Building Permits: Don’t Skip Them Without Reading This First!

By thewriteDuffy •  Updated: 05/08/24 •  4 min read

What is a Building Permit?

A building permit is your formal permission from your municipality, to proceed with a renovation. A permit outlines what the homeowners are doing to the home, and includes all key changes including structural, electrical, and plumbing.

Note that this is of course very different from an occupancy permit (or certificate of occupancy), which is a document to certify the building is safe and suitable for use.

Why Do You Need a Construction Permit?

While construction permits, or building permits, often seem like a money grab, they’re actually in place to protect you and your investment. When you get a permit, you get the expert second opinion of a building and planning specialist who looks at your drawings (often a hand-drawn sketch) and specifications and makes sure your renovations will meet building codes. Sometimes they can catch things that could have cost you big in the long run.

How Much Are Building Permit Fees?

The cost of a building permit will vary by municipality and will be dependent on the work being done. In general, the more complex the job and/or the more square feet it involves, the more the permit will cost.

Does Your Home Renovation Need a Building Permit?

So, do you need a permit to renovate? The answer is usually yes. If you’re not sure, you should ask your municipal government, which often has a building department and/or planning department that oversees these permit applications.

Here are 10 common types of renovations that almost always require a permit:

In short, most renovation jobs in and around your home will require a permit.

What Renovations Don’t Require a Permit?

With that said, a building permit is not required for surface changes. For example, no permit is required if you plan to:

Who Arranges for a Building Permit?

If you’re undertaking a project that requires a permit, you may be wondering if it’s your responsibility or the responsibility of your contractor(s) to submit the building permit application.

Who is responsible for getting a building permit? Either the homeowner or the contractor can arrange for a building permit to be issued. The contractor cannot legally begin working on your home without a permit, so you should clearly define this responsibility with them upfront because obtaining a permit is the homeowner’s legal responsibility. In other words, the homeowner is the one on the hook should the government find out work was done on your home without a permit.

What If I Skip Getting a Permit?

Be wary of a contractor who tries to convince you to skip the permit process because the consequences can be great.

What exactly happens if you’re caught without a building permit for your renovation?
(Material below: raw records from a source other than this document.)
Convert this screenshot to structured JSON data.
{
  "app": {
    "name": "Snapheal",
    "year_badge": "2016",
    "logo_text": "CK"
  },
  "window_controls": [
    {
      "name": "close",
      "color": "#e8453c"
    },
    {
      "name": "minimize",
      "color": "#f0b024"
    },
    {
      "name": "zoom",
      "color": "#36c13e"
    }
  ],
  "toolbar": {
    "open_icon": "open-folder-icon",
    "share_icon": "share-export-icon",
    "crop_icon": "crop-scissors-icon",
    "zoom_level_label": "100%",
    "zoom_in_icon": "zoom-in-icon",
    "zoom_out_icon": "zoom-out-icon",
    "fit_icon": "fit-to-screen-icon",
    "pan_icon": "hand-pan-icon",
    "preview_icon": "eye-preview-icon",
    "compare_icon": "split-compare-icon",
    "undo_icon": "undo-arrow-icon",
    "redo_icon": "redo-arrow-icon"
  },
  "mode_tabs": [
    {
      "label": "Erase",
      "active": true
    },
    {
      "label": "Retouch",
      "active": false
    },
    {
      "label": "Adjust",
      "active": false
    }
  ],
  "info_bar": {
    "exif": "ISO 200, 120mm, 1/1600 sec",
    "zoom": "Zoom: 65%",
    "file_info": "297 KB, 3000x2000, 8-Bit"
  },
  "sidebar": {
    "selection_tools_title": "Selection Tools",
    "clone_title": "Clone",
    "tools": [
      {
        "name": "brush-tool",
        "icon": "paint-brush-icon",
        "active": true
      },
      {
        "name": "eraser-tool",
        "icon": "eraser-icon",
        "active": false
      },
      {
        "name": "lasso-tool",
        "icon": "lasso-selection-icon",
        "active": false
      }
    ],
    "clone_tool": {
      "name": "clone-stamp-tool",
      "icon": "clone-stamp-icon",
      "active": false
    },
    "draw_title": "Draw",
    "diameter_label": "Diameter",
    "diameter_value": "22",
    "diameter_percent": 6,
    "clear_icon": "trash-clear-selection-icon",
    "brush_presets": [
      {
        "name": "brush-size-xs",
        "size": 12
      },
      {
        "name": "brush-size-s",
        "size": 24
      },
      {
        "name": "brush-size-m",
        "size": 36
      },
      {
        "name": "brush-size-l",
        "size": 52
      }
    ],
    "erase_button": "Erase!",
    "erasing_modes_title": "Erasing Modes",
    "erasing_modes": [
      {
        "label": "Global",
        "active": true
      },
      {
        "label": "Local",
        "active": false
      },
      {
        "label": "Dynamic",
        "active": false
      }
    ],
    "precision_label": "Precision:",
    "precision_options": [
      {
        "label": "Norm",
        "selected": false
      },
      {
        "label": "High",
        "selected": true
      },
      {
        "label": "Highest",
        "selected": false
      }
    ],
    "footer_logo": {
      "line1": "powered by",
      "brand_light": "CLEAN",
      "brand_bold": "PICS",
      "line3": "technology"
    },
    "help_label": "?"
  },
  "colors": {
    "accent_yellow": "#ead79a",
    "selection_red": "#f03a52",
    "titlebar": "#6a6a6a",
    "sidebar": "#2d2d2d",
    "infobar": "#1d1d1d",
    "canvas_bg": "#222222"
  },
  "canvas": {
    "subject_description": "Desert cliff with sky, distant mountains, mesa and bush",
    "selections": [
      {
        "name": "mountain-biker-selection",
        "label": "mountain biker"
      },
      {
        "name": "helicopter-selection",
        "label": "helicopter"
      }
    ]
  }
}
If the discovery is made by a buyer when you’re trying to sell your home it may mean you lose the sale, or a condition of selling your home may be to rip out the renovation and redo it, this time with a permit. If the discovery is made after a fire, structural collapse, flood, or other damaging event ⁠— especially if the mishap is the result of work done without a building permit ⁠— it’s likely your home insurance policy will decline to cover the damage. 

How Long Should You Keep Your Building Permits?

Since building permits are so important for insurance and selling purposes, you’ll want to keep them for a long time. In fact, it’s best to just never get rid of your permits! They are your proof of what’s been done, where, and that everything was done above-board and to code.


At home, April is a mom, wife, and DIY darling. Among other home projects, she helped her husband Dan renovate their 1986 bungalow and is currently designing and decorating the 2023 custom home they are building themselves. Professionally, April is a writer, author, and online marketer with 15 years of experience writing for newspapers and magazines, building online authority websites, and publishing books.